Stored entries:
════════════════

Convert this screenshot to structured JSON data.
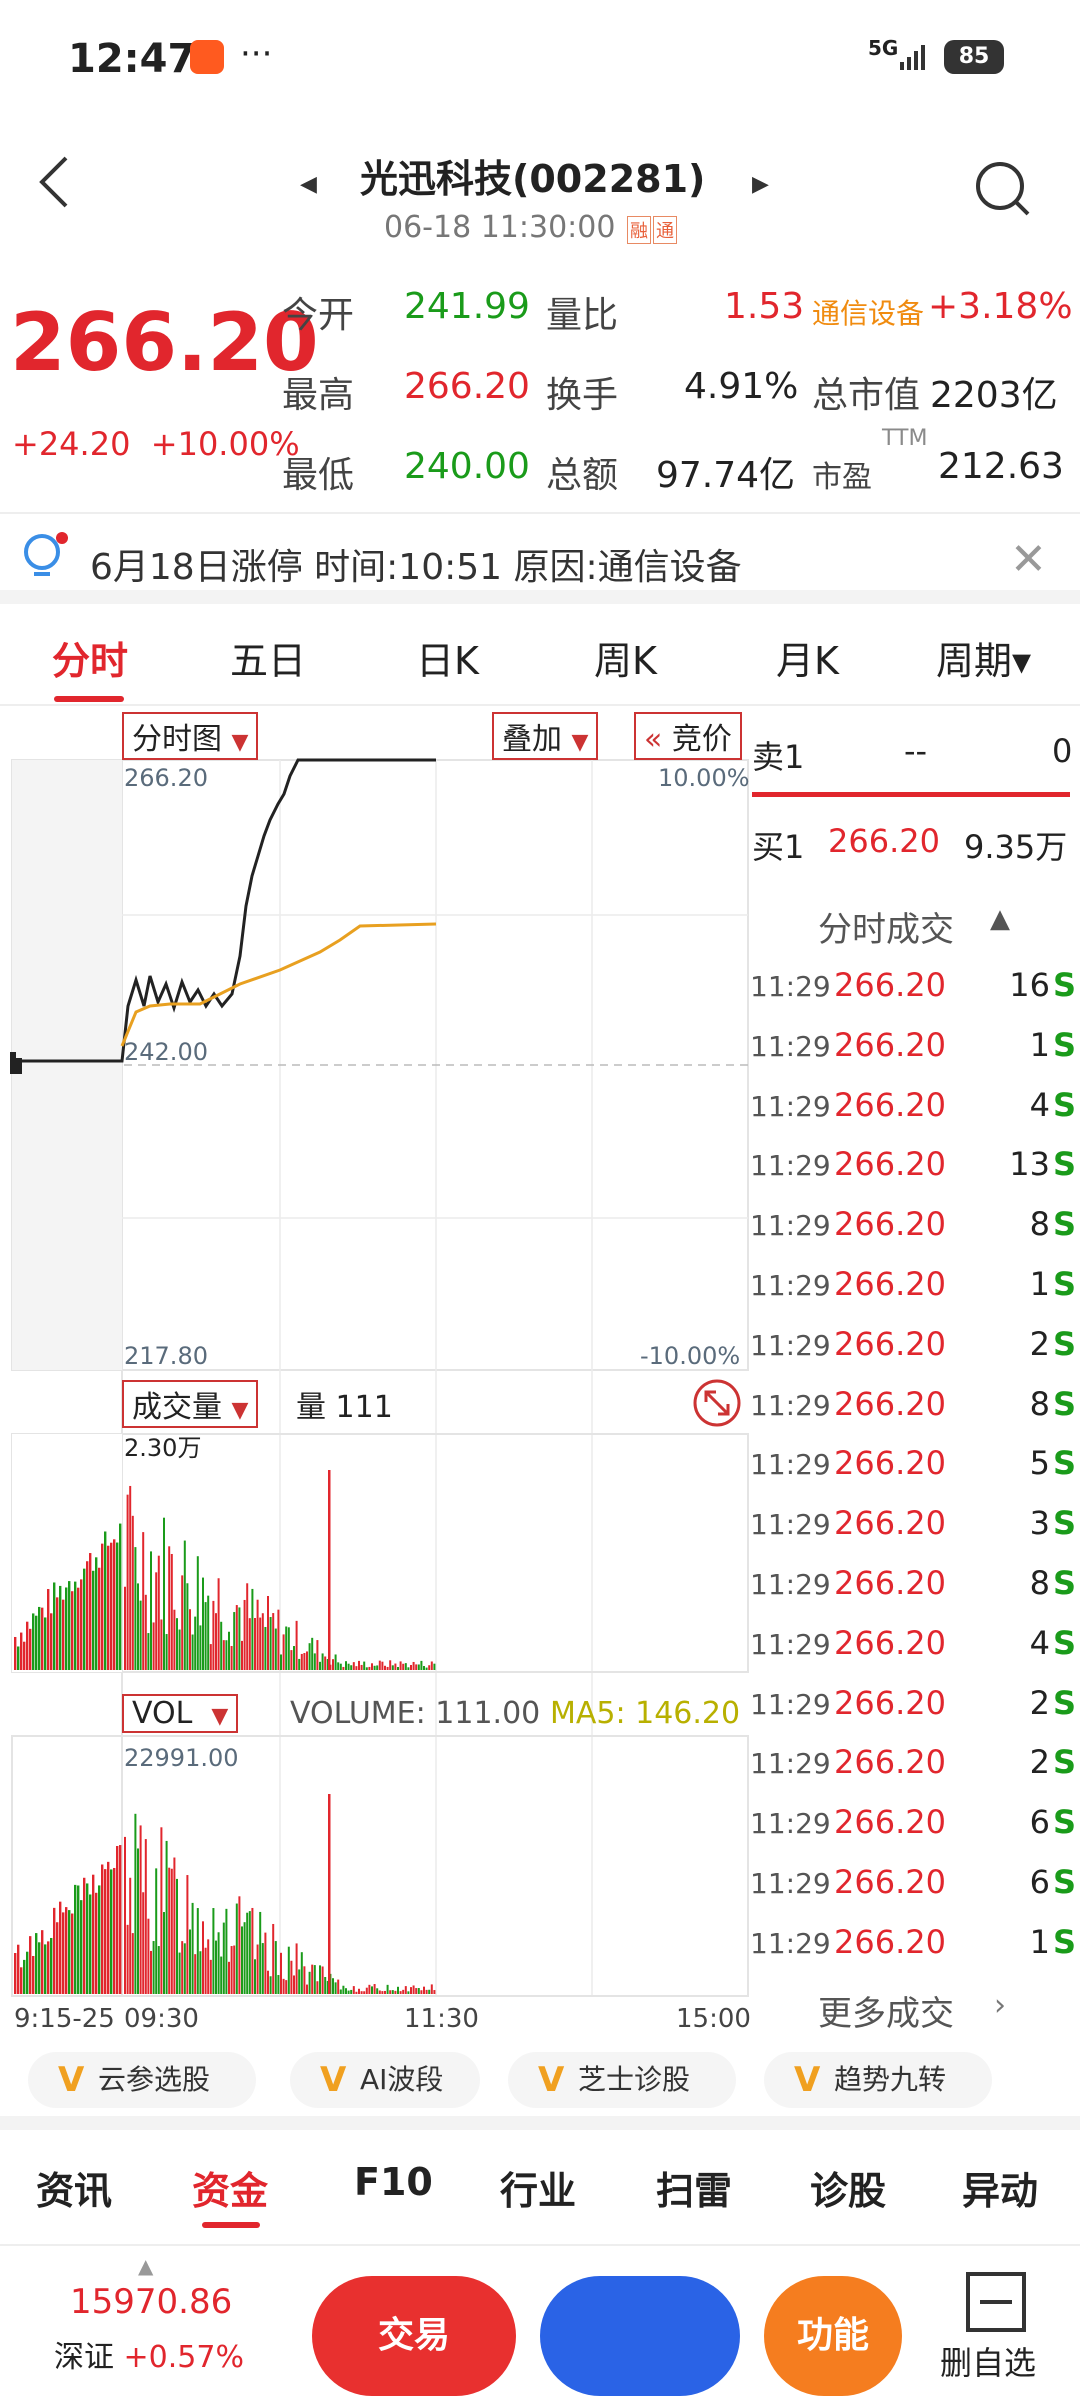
{
  "status": {
    "time": "12:47",
    "dots": "···",
    "signal": "5G",
    "battery": "85"
  },
  "header": {
    "title": "光迅科技(002281)",
    "datetime": "06-18 11:30:00",
    "tag1": "融",
    "tag2": "通"
  },
  "quote": {
    "price": "266.20",
    "change": "+24.20",
    "change_pct": "+10.00%",
    "open_label": "今开",
    "open": "241.99",
    "high_label": "最高",
    "high": "266.20",
    "low_label": "最低",
    "low": "240.00",
    "vr_label": "量比",
    "vr": "1.53",
    "turnover_label": "换手",
    "turnover": "4.91%",
    "amount_label": "总额",
    "amount": "97.74亿",
    "industry": "通信设备",
    "industry_pct": "+3.18%",
    "mcap_label": "总市值",
    "mcap": "2203亿",
    "pe_label": "市盈",
    "pe_sup": "TTM",
    "pe": "212.63"
  },
  "notice": {
    "text": "6月18日涨停  时间:10:51  原因:通信设备"
  },
  "tabs": [
    "分时",
    "五日",
    "日K",
    "周K",
    "月K",
    "周期▾"
  ],
  "chart": {
    "dd_main": "分时图",
    "dd_overlay": "叠加",
    "dd_auction": "竞价",
    "y_top": "266.20",
    "y_mid": "242.00",
    "y_bot": "217.80",
    "pct_top": "10.00%",
    "pct_bot": "-10.00%",
    "vol_dd": "成交量",
    "vol_label": "量 111",
    "vol_max": "2.30万",
    "ind_dd": "VOL",
    "ind_label": "VOLUME: 111.00",
    "ind_ma": "MA5: 146.20",
    "ind_max": "22991.00",
    "x_labels": [
      "9:15-25",
      "09:30",
      "11:30",
      "15:00"
    ]
  },
  "right": {
    "sell1_label": "卖1",
    "sell1_price": "--",
    "sell1_vol": "0",
    "buy1_label": "买1",
    "buy1_price": "266.20",
    "buy1_vol": "9.35万",
    "ticks_title": "分时成交",
    "ticks": [
      {
        "t": "11:29",
        "p": "266.20",
        "v": "16",
        "s": "S"
      },
      {
        "t": "11:29",
        "p": "266.20",
        "v": "1",
        "s": "S"
      },
      {
        "t": "11:29",
        "p": "266.20",
        "v": "4",
        "s": "S"
      },
      {
        "t": "11:29",
        "p": "266.20",
        "v": "13",
        "s": "S"
      },
      {
        "t": "11:29",
        "p": "266.20",
        "v": "8",
        "s": "S"
      },
      {
        "t": "11:29",
        "p": "266.20",
        "v": "1",
        "s": "S"
      },
      {
        "t": "11:29",
        "p": "266.20",
        "v": "2",
        "s": "S"
      },
      {
        "t": "11:29",
        "p": "266.20",
        "v": "8",
        "s": "S"
      },
      {
        "t": "11:29",
        "p": "266.20",
        "v": "5",
        "s": "S"
      },
      {
        "t": "11:29",
        "p": "266.20",
        "v": "3",
        "s": "S"
      },
      {
        "t": "11:29",
        "p": "266.20",
        "v": "8",
        "s": "S"
      },
      {
        "t": "11:29",
        "p": "266.20",
        "v": "4",
        "s": "S"
      },
      {
        "t": "11:29",
        "p": "266.20",
        "v": "2",
        "s": "S"
      },
      {
        "t": "11:29",
        "p": "266.20",
        "v": "2",
        "s": "S"
      },
      {
        "t": "11:29",
        "p": "266.20",
        "v": "6",
        "s": "S"
      },
      {
        "t": "11:29",
        "p": "266.20",
        "v": "6",
        "s": "S"
      },
      {
        "t": "11:29",
        "p": "266.20",
        "v": "1",
        "s": "S"
      }
    ],
    "more": "更多成交"
  },
  "pills": [
    "云参选股",
    "AI波段",
    "芝士诊股",
    "趋势九转"
  ],
  "bottom_tabs": [
    "资讯",
    "资金",
    "F10",
    "行业",
    "扫雷",
    "诊股",
    "异动"
  ],
  "footer": {
    "index_value": "15970.86",
    "index_name": "深证",
    "index_pct": "+0.57%",
    "trade": "交易",
    "func": "功能",
    "del": "删自选"
  },
  "colors": {
    "red": "#e1262d",
    "green": "#1a9b1a",
    "blue": "#2a63e6",
    "orange": "#f57d1f"
  }
}
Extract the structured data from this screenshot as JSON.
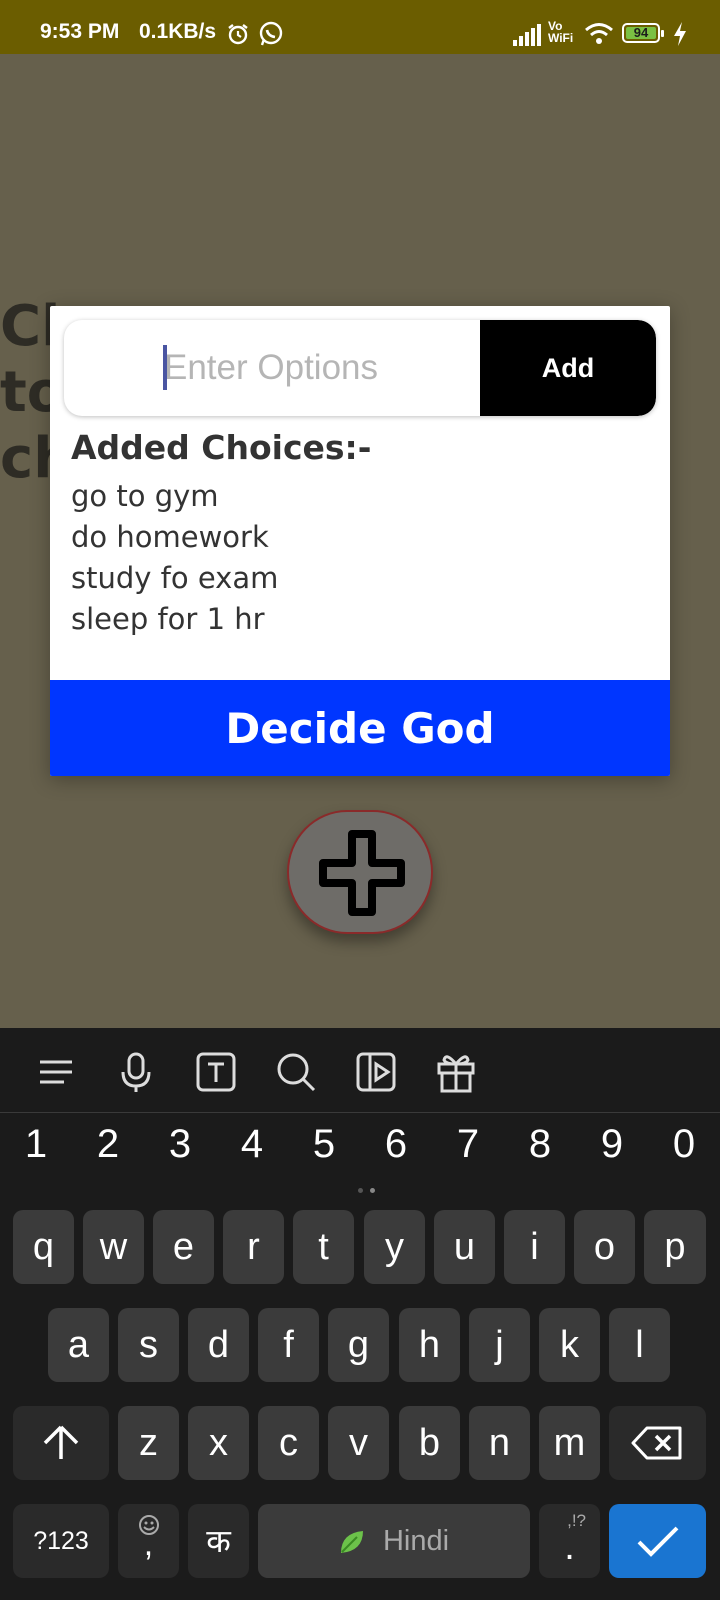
{
  "status_bar": {
    "time": "9:53 PM",
    "net_speed": "0.1KB/s",
    "vowifi": "Vo\nWiFi",
    "battery": "94"
  },
  "background": {
    "heading_fragments": "Cl\nto\nch"
  },
  "dialog": {
    "input_placeholder": "Enter Options",
    "add_label": "Add",
    "choices_title": "Added Choices:-",
    "choices": [
      "go to gym",
      "do homework",
      "study fo exam",
      "sleep for 1 hr"
    ],
    "decide_label": "Decide God"
  },
  "keyboard": {
    "numbers": [
      "1",
      "2",
      "3",
      "4",
      "5",
      "6",
      "7",
      "8",
      "9",
      "0"
    ],
    "row1": [
      "q",
      "w",
      "e",
      "r",
      "t",
      "y",
      "u",
      "i",
      "o",
      "p"
    ],
    "row2": [
      "a",
      "s",
      "d",
      "f",
      "g",
      "h",
      "j",
      "k",
      "l"
    ],
    "row3": [
      "z",
      "x",
      "c",
      "v",
      "b",
      "n",
      "m"
    ],
    "sym_label": "?123",
    "lang_key": "क",
    "comma": ",",
    "space_label": "Hindi",
    "period": ".",
    "period_alt": ",!?"
  },
  "colors": {
    "status_bar": "#6b5d00",
    "accent_button": "#0036ff",
    "add_button": "#000000",
    "done_key": "#1a75d1"
  }
}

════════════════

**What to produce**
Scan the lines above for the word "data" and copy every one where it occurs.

**Your solution**
Convert this screenshot to structured JSON data.
Extract the structured data from this screenshot as JSON.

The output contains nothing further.